[Opening DATA section]

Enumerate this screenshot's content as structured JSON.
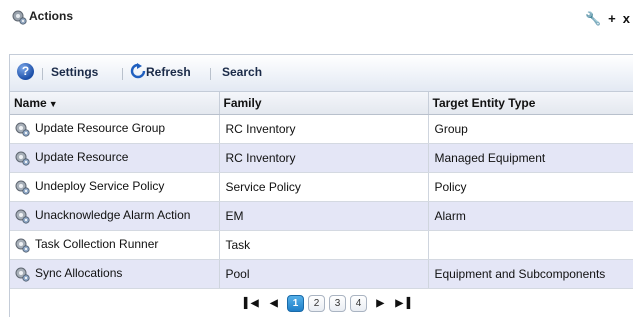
{
  "window": {
    "title": "Actions",
    "tools": [
      "wrench-icon",
      "plus-icon",
      "close-icon"
    ]
  },
  "toolbar": {
    "help_icon": "help-icon",
    "settings_label": "Settings",
    "refresh_label": "Refresh",
    "search_label": "Search"
  },
  "table": {
    "columns": [
      "Name",
      "Family",
      "Target Entity Type"
    ],
    "sort_column": "Name",
    "sort_direction": "descending",
    "rows": [
      {
        "name": "Update Resource Group",
        "family": "RC Inventory",
        "target": "Group"
      },
      {
        "name": "Update Resource",
        "family": "RC Inventory",
        "target": "Managed Equipment"
      },
      {
        "name": "Undeploy Service Policy",
        "family": "Service Policy",
        "target": "Policy"
      },
      {
        "name": "Unacknowledge Alarm Action",
        "family": "EM",
        "target": "Alarm"
      },
      {
        "name": "Task Collection Runner",
        "family": "Task",
        "target": ""
      },
      {
        "name": "Sync Allocations",
        "family": "Pool",
        "target": "Equipment and Subcomponents"
      }
    ]
  },
  "pager": {
    "pages": [
      "1",
      "2",
      "3",
      "4"
    ],
    "current_page": "1"
  },
  "colors": {
    "row_alt": "#e4e6f6",
    "active_page": "#1f7fc9"
  }
}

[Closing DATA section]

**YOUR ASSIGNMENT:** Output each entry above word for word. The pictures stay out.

**RESULT BELOW:**
Enumerate this screenshot's content as structured JSON.
{
  "window": {
    "title": "Actions",
    "tools": [
      "wrench-icon",
      "plus-icon",
      "close-icon"
    ]
  },
  "toolbar": {
    "help_icon": "help-icon",
    "settings_label": "Settings",
    "refresh_label": "Refresh",
    "search_label": "Search"
  },
  "table": {
    "columns": [
      "Name",
      "Family",
      "Target Entity Type"
    ],
    "sort_column": "Name",
    "sort_direction": "descending",
    "rows": [
      {
        "name": "Update Resource Group",
        "family": "RC Inventory",
        "target": "Group"
      },
      {
        "name": "Update Resource",
        "family": "RC Inventory",
        "target": "Managed Equipment"
      },
      {
        "name": "Undeploy Service Policy",
        "family": "Service Policy",
        "target": "Policy"
      },
      {
        "name": "Unacknowledge Alarm Action",
        "family": "EM",
        "target": "Alarm"
      },
      {
        "name": "Task Collection Runner",
        "family": "Task",
        "target": ""
      },
      {
        "name": "Sync Allocations",
        "family": "Pool",
        "target": "Equipment and Subcomponents"
      }
    ]
  },
  "pager": {
    "pages": [
      "1",
      "2",
      "3",
      "4"
    ],
    "current_page": "1"
  },
  "colors": {
    "row_alt": "#e4e6f6",
    "active_page": "#1f7fc9"
  }
}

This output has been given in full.